, and more specifically the research software is an optional subscription based add-on called Intelligent Information Dossier plus. Isn't this tantamount to your employer spying on your private life, in real time?
As I work for a very large military contractor
myself, I could easily see something like this being used where I work. Would you feel comfortable working for a company that uses this sort of intrusive software?
posted by SweetJesus
on Dec 13, 2002 -
Iraq Advice-Givers Have Business Ties
This interesting information. I've done a lot of research on these folks and knew of many of these business ties already. But I doubt the general public has put them together. Yet considering how this information affects the slant of the many "printed statements" and "op-ed" pieces by Baker

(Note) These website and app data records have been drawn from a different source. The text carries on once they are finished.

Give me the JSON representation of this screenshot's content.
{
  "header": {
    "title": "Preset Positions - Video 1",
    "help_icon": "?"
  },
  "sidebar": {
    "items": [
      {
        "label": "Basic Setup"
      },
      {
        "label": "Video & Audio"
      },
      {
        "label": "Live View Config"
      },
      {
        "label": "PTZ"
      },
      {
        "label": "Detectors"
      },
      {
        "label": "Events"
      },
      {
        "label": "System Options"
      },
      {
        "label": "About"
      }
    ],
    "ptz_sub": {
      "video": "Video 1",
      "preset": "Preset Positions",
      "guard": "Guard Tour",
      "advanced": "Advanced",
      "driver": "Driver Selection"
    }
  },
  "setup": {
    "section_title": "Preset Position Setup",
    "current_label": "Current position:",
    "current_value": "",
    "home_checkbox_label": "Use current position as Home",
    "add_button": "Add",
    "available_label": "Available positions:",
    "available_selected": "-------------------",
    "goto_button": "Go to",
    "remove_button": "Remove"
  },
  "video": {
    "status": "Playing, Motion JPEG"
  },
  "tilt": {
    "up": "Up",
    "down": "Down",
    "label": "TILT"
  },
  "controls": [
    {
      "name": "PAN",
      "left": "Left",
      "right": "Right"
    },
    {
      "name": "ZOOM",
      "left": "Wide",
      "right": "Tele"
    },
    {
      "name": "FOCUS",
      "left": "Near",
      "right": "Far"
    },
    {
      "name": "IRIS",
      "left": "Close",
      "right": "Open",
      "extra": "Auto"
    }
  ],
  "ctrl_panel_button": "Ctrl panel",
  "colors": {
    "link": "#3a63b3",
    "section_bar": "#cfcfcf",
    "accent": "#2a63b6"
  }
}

et, al...why haven't any of the shrill talking heads on cable news revealed this?
posted by bas67
on Sep 2, 2002 -
This explains everything!
Mystified by the recent flurry of corporate meltdowns? Do you find yourself thinking: "Are those CEOs CRAZY?" Well maybe they are!
posted by BGM
on Aug 29, 2002 -
J.K. Galbraith shocked at scale of corporate failures.
"I can only say I hadn't expected to see this problem on anything like the magnitude of the last few months – the separation of ownership from management, the monopolisation of control by irresponsible personal money-makers." Myself and chrispy
came to the same conclusion on the drive home from the resolutely un- (rather than anti-) corporate Glastonbury Festival
today. Profit is valued and rewarded by the vast majority of corporations above all else. As a consquence, people with the same values dominate executive positions, to the exclusion of those with more 'humanitarian' or longer-term outlooks. Where is the balance? Should we make hippie non-exec directors compulsory? Or should I just go back to bed and let the drugs wear off???
posted by barnsoir
on Jul 1, 2002 -
"To compile The Top 100 Corporate Criminals of the 1990s,
we used the most narrow and conservative of definitions -- corporations that have pled guilty or no contest to crimes and have been criminally fined." Just brimming with fascinating business lore, including "The FBI estimates that 19,000 Americans are murdered every year. Compare this to the 56,000 Americans who die every year on the job or from occupational diseases such as black lung and asbestosis and the tens of thousands of other Americans who fall victim to the silent violence of pollution, contaminated foods, hazardous consumer
posted by fold_and_mutilate
on May 31, 2002 -
are going after corporations who may have had ties to or profited from the slave trade to seek financial compensation. "So far, the reparations legal team has publicly identified five companies it says have slave ties: insurers Aetna, New York Life and AIG and financial giants J.P. Morgan Chase Manhattan Bank and FleetBoston Financial Group." Of course, the article (or the sidebar
) doesn't cite anyone who may be against
the whole notion - which is possibly bias of some
sort, and seeing Johnnie Cochran on the list of people
involved doesn't exactly warm one's heart either. (here are
several other related "background" articles)
posted by owillis
on Feb 23, 2002 -
Did Max Bickford get a v-chip implant?
"...the FCC ruined television throughout the 1990s by allowing mega corporations and multinationals to gobble up TV networks and distribution outlets, including cable and satellite companies..."
Now that the big corporations own the content, they obviously have the right to change it. It's capitalism, pure and simple, but it may also mean bad TV. Does the goverment have the right, responsiblity, or obligation to to re-regulate the industry, just so the quality of programming improves?
posted by bingo
on Feb 15, 2002 -
corporate totalitarianism and the ftaa: Activists will gather in Quebec City, Canada on April 11, 2001 to protest the upcoming Summit of the Americas (SOA) meeting. The purpose of the SOA, which will be held April 18-22, is to hammer out the first full text of the Free Trade Area of the Americas (FTAA), a proposed agreement that would turn the entire Western Hemisphere (except Cuba) into the largest international trading bloc in history.
posted by kliuless
on Apr 10, 2001 -